Flashback a handful of decades and you’ll see that gay people were deemed obviously ill somehow. Sick. It was a mental illness brought on by trauma or brain damage or demonic possession. It was a perversion of the rules of nature. It was a slap in the face to God’s desire for man. It was an unnatural and deviant behavior akin to an addiction to heroin or cocaine in its inherently self-destructive roots. Homosexuality was a danger lurking in the streets that every parent needed to be wary of. It was a plague carried plagues that would envelop your children and snatch them away. Leave them for dead.
It was never just about loving your own sex. It was never about our unchangeable and harmless nature.
Grueling progress was made over those decades. Homosexuality was no longer considered a mental illness (at least in the DSM), and within the last ten years or so, give or take, we arrived at a place in the West where people were warming up to gay people. Maybe we weren’t all that different from everyone else. Maybe we just loved differently than straight people did, and maybe that was okay. We weren’t hurting anyone, after all. We just wanted to be granted the same rights as everybody else and lead safe, fulfilling lives. Was that really too much to ask for?
Being gay wasn’t about being mentally ill or deranged in these people’s eyes. The view shifted in our favor. It wasn’t about morals or ethics, nor was it an unhealthy and unnatural lifestyle that gay people either chose or were recruited into. Being gay was just about loving who you loved, and that’s something you couldn’t change even if you tried.
And for a little while, that idea won over liberals and it was the common theme among them when speaking on gay rights.
And now what is the thought that is winning over liberals?
i got an email from my department about it. in the tax bill there’s a part that “repeals
Sec. 117(d) which will result in tuition waivers being counted as taxable
income, in exchange for graduate students’ services as teaching or research
assistants. This would increase the taxable income significantly for most
Here’s what that looks like for comp sci at my school:
$29,566 (current stipend before tax) -> $22,191 (after tax with new bill)
it’s worse for the arts, which goes from $13,190 to $8,420which is literally below the poverty line.
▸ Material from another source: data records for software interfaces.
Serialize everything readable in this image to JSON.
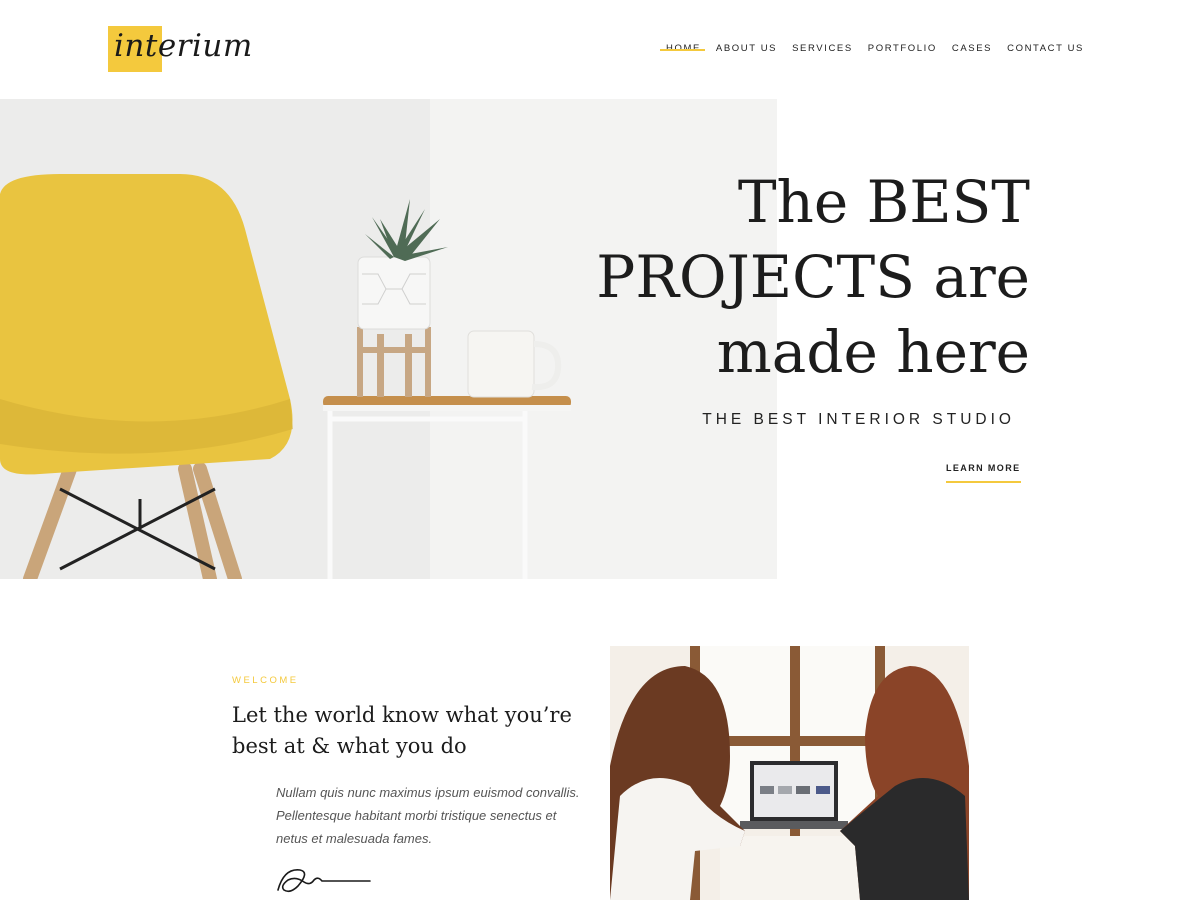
{
  "header": {
    "logo_text": "interium",
    "nav": [
      {
        "label": "HOME",
        "active": true
      },
      {
        "label": "ABOUT US"
      },
      {
        "label": "SERVICES"
      },
      {
        "label": "PORTFOLIO"
      },
      {
        "label": "CASES"
      },
      {
        "label": "CONTACT US"
      }
    ]
  },
  "hero": {
    "title": "The BEST\nPROJECTS are\nmade here",
    "subtitle": "THE BEST INTERIOR STUDIO",
    "cta_label": "LEARN MORE",
    "image_icon": "chair-plant-mug-photo"
  },
  "welcome": {
    "label": "WELCOME",
    "heading": "Let the world know what you’re best at & what you do",
    "body": "Nullam quis nunc maximus ipsum euismod convallis. Pellentesque habitant morbi tristique senectus et netus et malesuada fames.",
    "image_icon": "team-meeting-photo"
  },
  "colors": {
    "accent": "#f4c93d",
    "text": "#1c1c1c",
    "hero_bg": "#f2f2f1"
  }
}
My school’s a private institution so like they can probably find ways around this to avoid what’s basically a penalty for being a grad student, but public institutions probably can’t (pretty sure tuition levels are mandated). This is going to completely wreck higher education if it gets thought. I have to assume basically every grad student assembly has done this analysis for their schools.
so i guess if you need Yet Another Reason to Call Your Representatives there ya go